Work order.
Write out each line below precisely, passing over the pictures.

Record extracts.
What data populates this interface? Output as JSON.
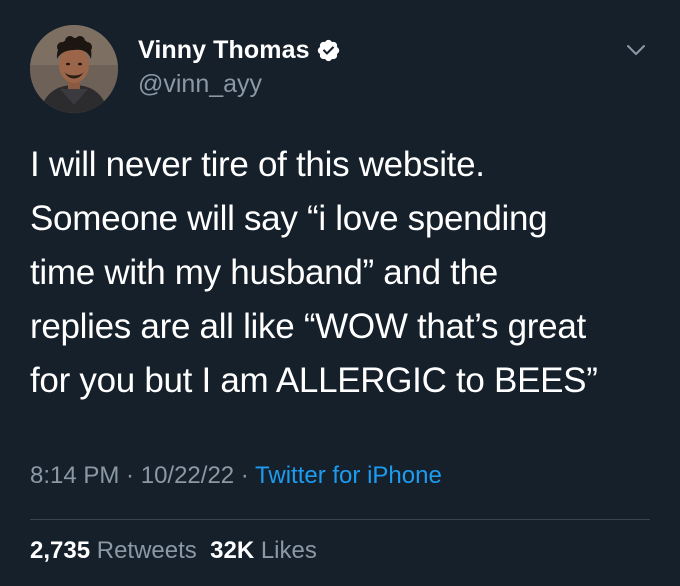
{
  "author": {
    "name": "Vinny Thomas",
    "handle": "@vinn_ayy",
    "verified": true
  },
  "tweet": {
    "lines": [
      "I will never tire of this website.",
      "Someone will say “i love spending",
      "time with my husband” and the",
      "replies are all like “WOW that’s great",
      "for you but I am ALLERGIC to BEES”"
    ]
  },
  "meta": {
    "time": "8:14 PM",
    "separator": " · ",
    "date": "10/22/22",
    "source": "Twitter for iPhone"
  },
  "stats": {
    "retweets_count": "2,735",
    "retweets_label": "Retweets",
    "likes_count": "32K",
    "likes_label": "Likes"
  },
  "colors": {
    "background": "#15202b",
    "accent": "#1d9bf0",
    "secondary_text": "#8b98a5",
    "divider": "#38444d"
  },
  "icons": {
    "verified": "verified-badge-icon",
    "menu": "chevron-down-icon"
  }
}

Your response.
What data populates this interface? Output as JSON.
{
  "author": {
    "name": "Vinny Thomas",
    "handle": "@vinn_ayy",
    "verified": true
  },
  "tweet": {
    "lines": [
      "I will never tire of this website.",
      "Someone will say “i love spending",
      "time with my husband” and the",
      "replies are all like “WOW that’s great",
      "for you but I am ALLERGIC to BEES”"
    ]
  },
  "meta": {
    "time": "8:14 PM",
    "separator": " · ",
    "date": "10/22/22",
    "source": "Twitter for iPhone"
  },
  "stats": {
    "retweets_count": "2,735",
    "retweets_label": "Retweets",
    "likes_count": "32K",
    "likes_label": "Likes"
  },
  "colors": {
    "background": "#15202b",
    "accent": "#1d9bf0",
    "secondary_text": "#8b98a5",
    "divider": "#38444d"
  },
  "icons": {
    "verified": "verified-badge-icon",
    "menu": "chevron-down-icon"
  }
}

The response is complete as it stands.